Historically, very intense hurricanes occurred at most each decade. By contrast, the 2017 hurricane season in the Atlantic has no precedents. Firstly, by the end of August, hurricane Harvey flooded the state of Texas (Fig. 1) with rain up to 1,500 mm in 6 days, equivalent to all the rain that the state of Veracruz accumulated in a year. Immediately after, hurricane Irma formed (Fig. 2), which broke wind speed record, around 300 km/h, sustained for a period of 37 hours; the most any cyclone was lasted in registered history. Also, for the next three days it maintained as category 5. It was followed by hurricane José, another category 5 hurricane, and then by María by the end of September, also category 5, whose effects include leaving 80% of the population without electricity in Puerto Rico.
Figure 1. Floods in Houston by hurricane Harvey.
Source: David J. Phillip/ AP

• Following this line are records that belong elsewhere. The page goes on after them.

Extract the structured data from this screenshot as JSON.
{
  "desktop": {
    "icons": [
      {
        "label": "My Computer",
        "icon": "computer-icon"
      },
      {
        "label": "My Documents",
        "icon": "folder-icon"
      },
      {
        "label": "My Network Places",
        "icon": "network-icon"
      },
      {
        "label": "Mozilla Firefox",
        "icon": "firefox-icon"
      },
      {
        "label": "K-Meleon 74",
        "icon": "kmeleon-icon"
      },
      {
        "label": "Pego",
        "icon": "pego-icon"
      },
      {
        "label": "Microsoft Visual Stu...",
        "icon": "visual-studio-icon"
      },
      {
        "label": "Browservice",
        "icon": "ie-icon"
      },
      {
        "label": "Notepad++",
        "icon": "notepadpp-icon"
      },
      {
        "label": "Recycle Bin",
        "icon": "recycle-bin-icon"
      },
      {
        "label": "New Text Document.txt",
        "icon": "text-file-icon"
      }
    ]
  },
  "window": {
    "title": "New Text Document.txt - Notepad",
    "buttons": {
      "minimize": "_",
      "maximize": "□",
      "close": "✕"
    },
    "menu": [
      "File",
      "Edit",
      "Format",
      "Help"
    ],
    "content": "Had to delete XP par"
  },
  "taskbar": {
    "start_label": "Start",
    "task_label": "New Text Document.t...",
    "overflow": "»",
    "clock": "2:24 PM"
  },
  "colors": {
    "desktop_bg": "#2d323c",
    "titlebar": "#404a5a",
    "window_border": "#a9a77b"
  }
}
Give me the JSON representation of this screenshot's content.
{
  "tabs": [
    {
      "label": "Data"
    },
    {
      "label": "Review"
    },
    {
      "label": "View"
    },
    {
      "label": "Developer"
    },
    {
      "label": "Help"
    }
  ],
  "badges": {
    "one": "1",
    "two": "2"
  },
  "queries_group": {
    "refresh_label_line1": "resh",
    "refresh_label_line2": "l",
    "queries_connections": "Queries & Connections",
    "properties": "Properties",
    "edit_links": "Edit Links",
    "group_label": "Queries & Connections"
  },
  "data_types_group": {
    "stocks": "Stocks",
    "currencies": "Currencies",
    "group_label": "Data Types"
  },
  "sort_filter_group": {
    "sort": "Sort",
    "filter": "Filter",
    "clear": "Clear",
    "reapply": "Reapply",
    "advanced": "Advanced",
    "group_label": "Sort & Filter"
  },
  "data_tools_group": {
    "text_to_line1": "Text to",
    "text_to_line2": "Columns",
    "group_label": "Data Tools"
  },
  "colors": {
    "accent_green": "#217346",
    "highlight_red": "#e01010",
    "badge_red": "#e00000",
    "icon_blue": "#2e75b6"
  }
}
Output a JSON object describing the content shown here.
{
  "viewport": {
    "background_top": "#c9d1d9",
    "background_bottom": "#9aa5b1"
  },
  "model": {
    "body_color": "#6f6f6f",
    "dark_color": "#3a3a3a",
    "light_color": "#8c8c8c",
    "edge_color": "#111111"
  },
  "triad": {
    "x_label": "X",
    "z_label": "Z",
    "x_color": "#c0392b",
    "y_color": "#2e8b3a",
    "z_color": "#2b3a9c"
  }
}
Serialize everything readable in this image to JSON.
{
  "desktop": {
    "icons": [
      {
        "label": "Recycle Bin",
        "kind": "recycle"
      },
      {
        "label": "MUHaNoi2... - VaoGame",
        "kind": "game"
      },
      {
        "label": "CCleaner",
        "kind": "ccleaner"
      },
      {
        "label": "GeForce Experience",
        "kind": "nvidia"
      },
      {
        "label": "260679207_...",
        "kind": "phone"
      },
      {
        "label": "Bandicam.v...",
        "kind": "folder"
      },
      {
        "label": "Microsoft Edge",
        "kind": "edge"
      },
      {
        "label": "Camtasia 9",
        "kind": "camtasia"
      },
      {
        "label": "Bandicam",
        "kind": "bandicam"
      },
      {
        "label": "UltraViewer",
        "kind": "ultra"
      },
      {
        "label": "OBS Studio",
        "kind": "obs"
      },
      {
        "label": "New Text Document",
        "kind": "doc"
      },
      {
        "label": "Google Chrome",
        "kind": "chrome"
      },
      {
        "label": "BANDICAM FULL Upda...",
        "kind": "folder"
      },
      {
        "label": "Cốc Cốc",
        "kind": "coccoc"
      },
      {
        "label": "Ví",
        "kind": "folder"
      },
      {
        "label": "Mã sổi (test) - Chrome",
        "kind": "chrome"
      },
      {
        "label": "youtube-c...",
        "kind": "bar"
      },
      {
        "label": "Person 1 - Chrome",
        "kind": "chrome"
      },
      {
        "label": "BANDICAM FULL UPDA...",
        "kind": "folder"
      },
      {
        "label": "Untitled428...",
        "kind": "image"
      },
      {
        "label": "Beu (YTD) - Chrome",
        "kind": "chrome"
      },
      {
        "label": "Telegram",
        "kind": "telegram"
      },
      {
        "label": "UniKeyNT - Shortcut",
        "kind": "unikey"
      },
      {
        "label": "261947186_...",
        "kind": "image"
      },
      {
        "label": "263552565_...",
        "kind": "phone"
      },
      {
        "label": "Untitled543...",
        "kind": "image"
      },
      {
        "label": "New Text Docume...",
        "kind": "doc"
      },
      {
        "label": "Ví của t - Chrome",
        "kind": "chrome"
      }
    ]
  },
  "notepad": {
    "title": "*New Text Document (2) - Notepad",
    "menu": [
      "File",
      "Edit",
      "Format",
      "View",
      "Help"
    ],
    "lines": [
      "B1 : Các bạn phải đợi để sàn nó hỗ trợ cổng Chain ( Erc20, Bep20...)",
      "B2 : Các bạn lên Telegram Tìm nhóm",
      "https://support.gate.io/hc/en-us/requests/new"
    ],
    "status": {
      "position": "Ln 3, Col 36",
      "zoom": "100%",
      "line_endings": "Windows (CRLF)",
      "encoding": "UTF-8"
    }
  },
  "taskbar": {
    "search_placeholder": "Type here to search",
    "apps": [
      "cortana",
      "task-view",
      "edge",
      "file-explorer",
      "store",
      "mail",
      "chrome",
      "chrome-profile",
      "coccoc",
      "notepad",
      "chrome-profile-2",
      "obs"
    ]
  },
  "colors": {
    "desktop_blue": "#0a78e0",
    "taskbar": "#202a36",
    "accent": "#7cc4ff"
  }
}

The magnitude, frequency and relative short period of these hurricanes from each other may seem to put into question climate change being responsible for their occurrence. Although it would be incorrect to suggest that climate change caused these extreme events, it is possible to establish that the intensity of such events was considerably increased due to climate change.
Figure 2. Size of hurricane Irma.
Source: NASA, 2017
This is due to the fact that the increase in average temperature of the planet acts as a multiplier of risks, making them progressively worse than they would be without the impact of human activity. According to studies completed by researcher Kerry Emanuel from MIT, an expert in hurricanes, one of the reasons in increase of intensity and speed of its winds is due to warming in the surface of oceans, which produces more humidity and increases available energy for such events. The temperatures of the surface of some parts of the North Atlantic and of the Gulf of Mexico increased more than 30C in September 2017, which explains why hurricanes Harvey and Irma became so strong so rapidly.
On the other hand, basic physics indicates that in warmer temperatures, thermic expansion of ocean occurs, which in turn causes an increase in sea-level, which generates higher altitude waves, one of the most destructive aspects of storms as they can flood extensive low coastal areas, sweeping everything on its way. In the same manner, events of extreme rain are also growing. Model simulations of climate confirm that in a warmer planet, impact of intense destructive storms will increase as the frequency of weak storms decreases.
Figure 3. Hurricanes Katia, Irma and José. Source: NASA, September 2017
The economic loss due to extreme weather events in 2017 is calculated to be more than 300 million dollars. During the next decade, economic losses caused by these extreme events are expected to increase, which will probably have a negative effect on global economy. According to NOAA, the number of meteorological phenomena which caused economic loses of at least one billion dollars has increased fourfold since the 1980s. It is therefore necessary to consider the fact that the costs of inaction to fight climate change are significant.
More than 97% of climate experts agree that the more greenhouse gases are emitted into the atmosphere, the more the average global temperature of the surface will continue to rise, intensifying extreme climate conditions, as mentioned above. The problem with climate change is not a problem to fix in the coming generations, as everyone is already experiencing its effects now.
With the United Nations’ Paris Agreement, more than 190 nations agreed by the end of 2015 to work together to confront the challenges posed by climate change. The Paris Agreement is an important beginning, as it proposes a mechanism that boosts progressive reduction of greenhouse gas emissions and accelerates this progress through time, taking into account that there is yet much more to be done.
In 2012, the President of the United States, Donald Trump, referred to climate change as a “hoax” propagated by the Chinese, and during his campaign he promised the country he would get out of the Paris Agreement, a promise that he attained in June of 2017, when he made the announcement to withdraw the United States from the agreement. This attitude is unacceptable: denying scientific facts and abandoning the Paris Agreement compromises the wellbeing of society, as well as future generations, as climate change represents without a doubt its greatest threat. Without immediate and concerted action, the consequences will be harmful for the future and represent an unacceptable risk.
S. Singh, Z. Kuang, E. D. Maloney, W. M. Hannah, and B. O. Wolding, Increasing potential for intense tropical and subtropical thunderstorms under global warming, Proceedings of the National Academy of Sciences of the USA, Vol. 114 (42), October 17, 2017.
Data of the costs of damages from the Climate Science Special Report, U.S. Global Change Research Program, June 2017.